On Day 2, Short encouraged us to come with photos of street art pieces we might want to emulate, and we kicked off the day by sketching. Lord knows I’ve got an enormous collection of street art photos to call on, but I got so overwhelmed looking at them and thought for sure they all looked way too intricate for me to do any sort of justice to. I felt so helpless!
But then once we established our mutual love for cats, she declared we’d be working on a collaborative cat mural outside. I know art is supposed to more free form, but as a beginner it really helped to have a clear focus, even if it was given to me. Cats! I know cats! I can draw a kitty face, sure.
I nearly painted the heart-eyed cat emoji!
Drawing a stupid-simple cat face is easy enough, but translating that into a colorful mural was absolutely daunting. Maybe it’s just me, but I need to feel comfortable with a skill before I’m ready to apply it. Otherwise I’m hyperfocused on the mechanics and can’t get into the creative flow. You gotta crawl before you walk, right?
But okay, I only had 3 hours to create my portion of the cat mural – I didn’t have the luxury of mastering can control before applying it to street art. So I took my sweet time painting my kitty, baby step by baby step. The outline was pretty easy since I had my sketch, but when it came time to paint the cat’s facial features I froze. How should I know what looks good? I started out with a basic set of eyes, then grew them out to be rather large. That’s the thing with street art (and art in general): it doesn’t have to be perfect or exact the first time. You try one thing, it doesn’t quite work, so you try something else. Thinking about the whole thing as a process rather than a singular task helped me work through it. It’s not an act of translating sketch to mural – it’s more like translating an idea from mental to physical. There’s no one right way to do it.

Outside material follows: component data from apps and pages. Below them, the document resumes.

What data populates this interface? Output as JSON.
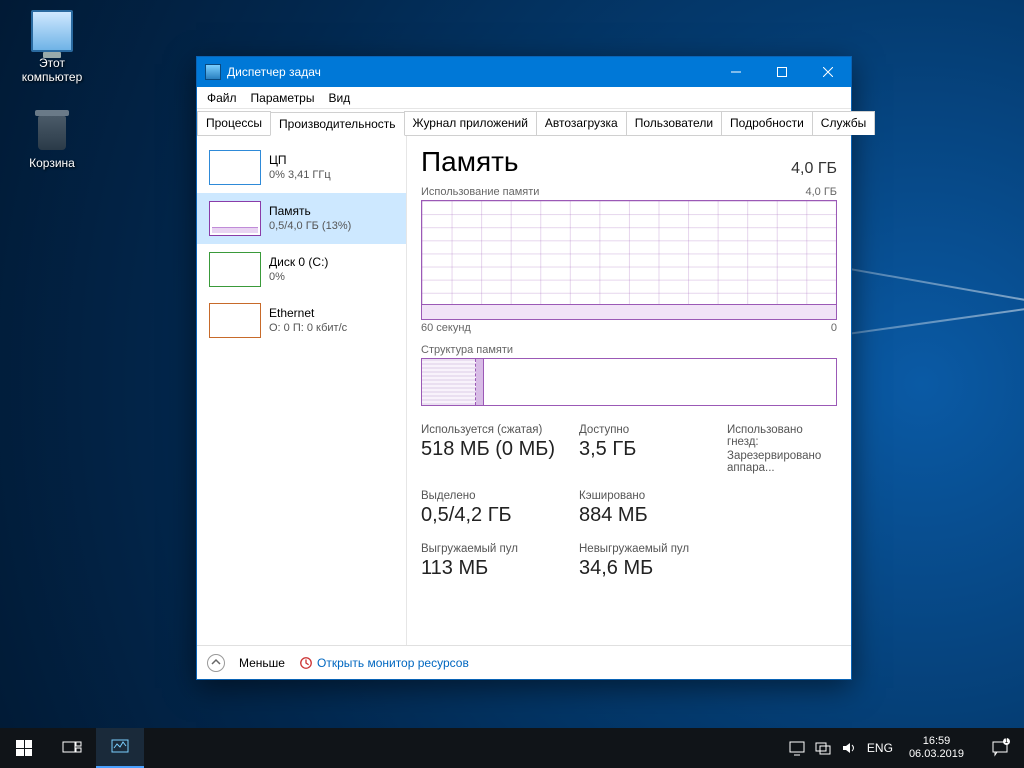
{
  "desktop": {
    "icons": [
      {
        "name": "this-pc",
        "label": "Этот компьютер"
      },
      {
        "name": "recycle-bin",
        "label": "Корзина"
      }
    ]
  },
  "window": {
    "title": "Диспетчер задач",
    "menu": {
      "file": "Файл",
      "options": "Параметры",
      "view": "Вид"
    },
    "tabs": {
      "processes": "Процессы",
      "performance": "Производительность",
      "app_history": "Журнал приложений",
      "startup": "Автозагрузка",
      "users": "Пользователи",
      "details": "Подробности",
      "services": "Службы",
      "active": "performance"
    }
  },
  "sidebar": {
    "cpu": {
      "title": "ЦП",
      "sub": "0% 3,41 ГГц"
    },
    "memory": {
      "title": "Память",
      "sub": "0,5/4,0 ГБ (13%)"
    },
    "disk": {
      "title": "Диск 0 (C:)",
      "sub": "0%"
    },
    "ethernet": {
      "title": "Ethernet",
      "sub": "О: 0 П: 0 кбит/с"
    },
    "selected": "memory"
  },
  "detail": {
    "title": "Память",
    "total": "4,0 ГБ",
    "usage_label": "Использование памяти",
    "usage_max": "4,0 ГБ",
    "xaxis_left": "60 секунд",
    "xaxis_right": "0",
    "structure_label": "Структура памяти",
    "stats": {
      "used_label": "Используется (сжатая)",
      "used_value": "518 МБ (0 МБ)",
      "avail_label": "Доступно",
      "avail_value": "3,5 ГБ",
      "slots_label": "Использовано гнезд:",
      "slots_value": "Зарезервировано аппара...",
      "commit_label": "Выделено",
      "commit_value": "0,5/4,2 ГБ",
      "cache_label": "Кэшировано",
      "cache_value": "884 МБ",
      "paged_label": "Выгружаемый пул",
      "paged_value": "113 МБ",
      "nonpaged_label": "Невыгружаемый пул",
      "nonpaged_value": "34,6 МБ"
    }
  },
  "footer": {
    "fewer": "Меньше",
    "open_monitor": "Открыть монитор ресурсов"
  },
  "taskbar": {
    "tray": {
      "lang": "ENG",
      "time": "16:59",
      "date": "06.03.2019",
      "notif_count": "1"
    }
  },
  "chart_data": {
    "type": "area",
    "title": "Использование памяти",
    "ylabel": "ГБ",
    "ylim": [
      0,
      4.0
    ],
    "xlabel": "секунд",
    "xlim": [
      60,
      0
    ],
    "x": [
      60,
      0
    ],
    "series": [
      {
        "name": "Память",
        "values": [
          0.5,
          0.5
        ]
      }
    ]
  }
}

Here’s how my pink cat ended up:
My first real piece of street art!
I was SO, SO HAPPY with how my street art kitty turned out. I can’t believe how much I improved after the first class! I didn’t have time to work on shadows or my tag, but I did practice cutbacks plenty: that’s where you go back and forth between adjacent colors, painting over the other color if it mistakenly went on the color you’re using, and vice versa until you have clear lines or sections of color.

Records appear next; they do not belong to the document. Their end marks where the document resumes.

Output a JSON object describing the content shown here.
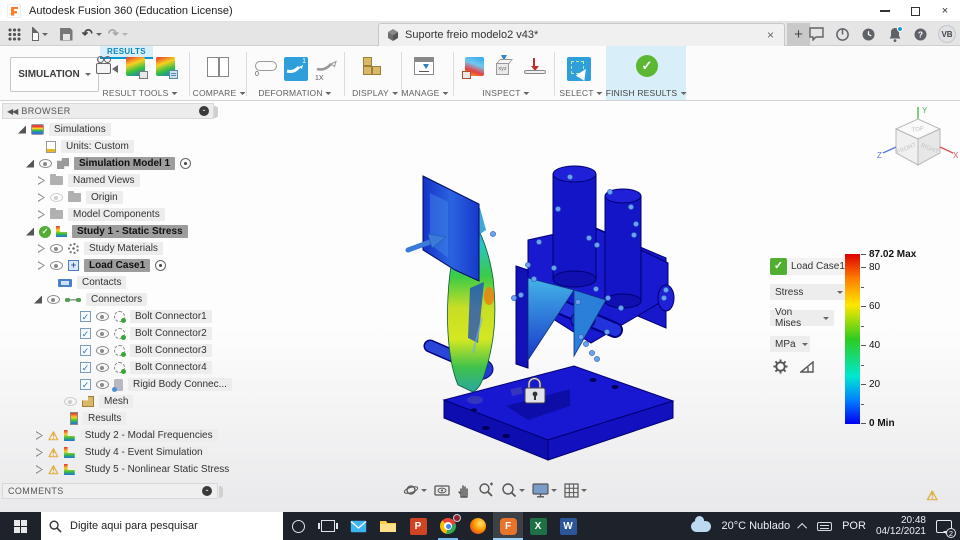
{
  "titlebar": {
    "app_title": "Autodesk Fusion 360 (Education License)"
  },
  "tabbar": {
    "document_title": "Suporte freio modelo2 v43*",
    "avatar_initials": "VB",
    "new_tab": "+",
    "close_tab": "×"
  },
  "ribbon": {
    "workspace_label": "SIMULATION",
    "active_tab": "RESULTS",
    "groups": {
      "result_tools": "RESULT TOOLS",
      "compare": "COMPARE",
      "deformation": "DEFORMATION",
      "display": "DISPLAY",
      "manage": "MANAGE",
      "inspect": "INSPECT",
      "select": "SELECT",
      "finish_results": "FINISH RESULTS"
    },
    "deformation_icon_texts": {
      "off": "0",
      "scale": "1",
      "actual": "1X"
    },
    "inspect_cube_text": "xyz"
  },
  "browser": {
    "panel_title": "BROWSER",
    "items": [
      {
        "label": "Simulations"
      },
      {
        "label": "Units: Custom"
      },
      {
        "label": "Simulation Model 1"
      },
      {
        "label": "Named Views"
      },
      {
        "label": "Origin"
      },
      {
        "label": "Model Components"
      },
      {
        "label": "Study 1 - Static Stress"
      },
      {
        "label": "Study Materials"
      },
      {
        "label": "Load Case1"
      },
      {
        "label": "Contacts"
      },
      {
        "label": "Connectors"
      },
      {
        "label": "Bolt Connector1"
      },
      {
        "label": "Bolt Connector2"
      },
      {
        "label": "Bolt Connector3"
      },
      {
        "label": "Bolt Connector4"
      },
      {
        "label": "Rigid Body Connec..."
      },
      {
        "label": "Mesh"
      },
      {
        "label": "Results"
      },
      {
        "label": "Study 2 - Modal Frequencies"
      },
      {
        "label": "Study 4 - Event Simulation"
      },
      {
        "label": "Study 5 - Nonlinear Static Stress"
      }
    ]
  },
  "legend": {
    "load_case": "Load Case1",
    "result_type": "Stress",
    "component": "Von Mises",
    "unit": "MPa",
    "scale": {
      "max_label": "87.02 Max",
      "ticks": [
        "80",
        "60",
        "40",
        "20"
      ],
      "min_label": "0 Min"
    }
  },
  "viewcube": {
    "top": "TOP",
    "front": "FRONT",
    "right": "RIGHT",
    "axis_x": "X",
    "axis_y": "Y",
    "axis_z": "Z"
  },
  "comments": {
    "panel_title": "COMMENTS"
  },
  "taskbar": {
    "search_placeholder": "Digite aqui para pesquisar",
    "weather": "20°C Nublado",
    "language": "POR",
    "time": "20:48",
    "date": "04/12/2021",
    "notification_count": "2",
    "app_letters": {
      "powerpoint": "P",
      "fusion": "F",
      "excel": "X",
      "word": "W"
    }
  },
  "colors": {
    "accent_blue": "#0696d7",
    "finish_green": "#5cb832",
    "highlight_blue_bg": "#d8eef9",
    "taskbar_bg": "#1d222b"
  }
}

If there were a Day 3 to the class, I’d want to work on producing lines of different thicknesses. I know it’s affected by which nib you use, the pressure you apply to it, and the angle at which you spray, but I have zero idea how. That’s why my cat has no whiskers – because I knew I’d mess up the skinny lines, ruin the piece, and not have time to fix it! Ah well.
Our finished collaborative mural! Teacher did the blue cat and spider; other student did politics, orange face, and vom-blob.
Overall, I had a total blast at my Melbourne street art class. It was such a fun, offbeat activity, and I’d recommend it to anyone who enjoys street art or likes to paint.
As of February 2016 —
The Can Control workshop for adults at Footscray Community Arts Centre runs for two 4-hour sessions over consecutive Saturdays and costs AU$115 (US$88) – incredible value for money, in my opinion. They don’t currently have any future Can Control workshops scheduled at the time this post was published.